This research highlight was originally published in NCI's 2021-2022 Annual Report.

Many promising nanomaterials appear to have qualities that could make them well-suited for use in anti-cancer therapies. The successful development of a candidate therapy can often be hampered, however, by a lack of understanding about its mechanism of action at the atomic level, which is very difficult to determine experimentally. Without a detailed appreciation of how a material may be acting to achieve a certain outcome, it is difficult to harness or further manipulate it for therapeutic purposes.

It is exactly this problem that Dr Judy Hart from UNSW Sydney sought to overcome as part of her 2021 National Computational Merit Allocation Scheme grant. Dr Hart used computing time on NCI’s Gadi supercomputer to simulate surface interactions and better understand the action of cerium oxide.

Cerium oxide has been used for decades in a range of industrial processes, including as an effective catalyst to increase the speed of critical chemical reactions. More recently, the potential use of cerium oxide nanoparticles in medicine is being explored, with the exciting possibility that they may be used to selectively target cancer cells.

Critically, cerium oxide has been observed to behave differently in particular cellular contexts. “In an alkali or basic environment, typical in healthy cells, cerium oxide acts beneficially, converting potentially damaging reactive oxygen species (ROS) to harmless water and oxygen,” Dr Hart explains. “However, in more acidic environments, typical in cancer cells, cerium oxide appears to act in the opposite way, actually driving the production of harmful ROS that could bring about cell death.”

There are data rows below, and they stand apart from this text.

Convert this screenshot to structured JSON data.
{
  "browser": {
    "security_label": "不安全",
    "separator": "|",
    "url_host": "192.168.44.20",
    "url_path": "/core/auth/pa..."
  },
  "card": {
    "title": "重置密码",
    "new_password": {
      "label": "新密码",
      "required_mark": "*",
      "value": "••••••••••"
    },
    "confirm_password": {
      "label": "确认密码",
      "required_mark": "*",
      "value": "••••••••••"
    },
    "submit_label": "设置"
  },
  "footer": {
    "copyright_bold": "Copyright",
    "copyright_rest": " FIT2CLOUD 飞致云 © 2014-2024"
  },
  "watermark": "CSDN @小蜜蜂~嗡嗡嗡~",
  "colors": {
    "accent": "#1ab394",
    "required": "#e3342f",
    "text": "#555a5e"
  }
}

Ball and stick models of chemical molecules.
Images showing the different states of cerium oxide in basic and acidic environments. 

The possible therapeutic applications of such pH-dependent behaviour are clear. However, the lack of understanding of the atomic-scale mechanism at play has, to date, hampered exploration of its potential biomedical use.

To gain insights into how cerium oxide achieves its effects, Dr Hart’s research team used density functional theory calculations to study the interactions between the surface of cerium oxide and various molecules. Dr Hongyang (Jason) Ma, who worked as a PhD student on the project, says, “These computational approaches allow you to understand what is happening at the atomic scale, to ‘see’ the interactions between atoms and also control the system, modifying features to investigate how this changes surface chemistry and reactivity.” The team’s research findings provided evidence for the specific mechanism behind cerium oxide’s effects, an important step towards better control of the material’s pH-dependent behaviour and realisation of its cancer-treatment potential.

The future promises even greater outcomes from computational chemistry approaches. As the power and speed of supercomputers continue to be enhanced, the ability to model complex systems, more closely representative of reality, also increases. Dr Hart says, “The theory is actually ahead of the computational power available. Today we are able to model 100 atoms using fairly long-standing theory. While incredible insights are possible, this limits the scope of what you can do. In 10 years, with more powerful computing capacity and newer theories that have already been developed, we may be able to model 1000 atoms, and more effectively predict the real-world behaviour of materials.”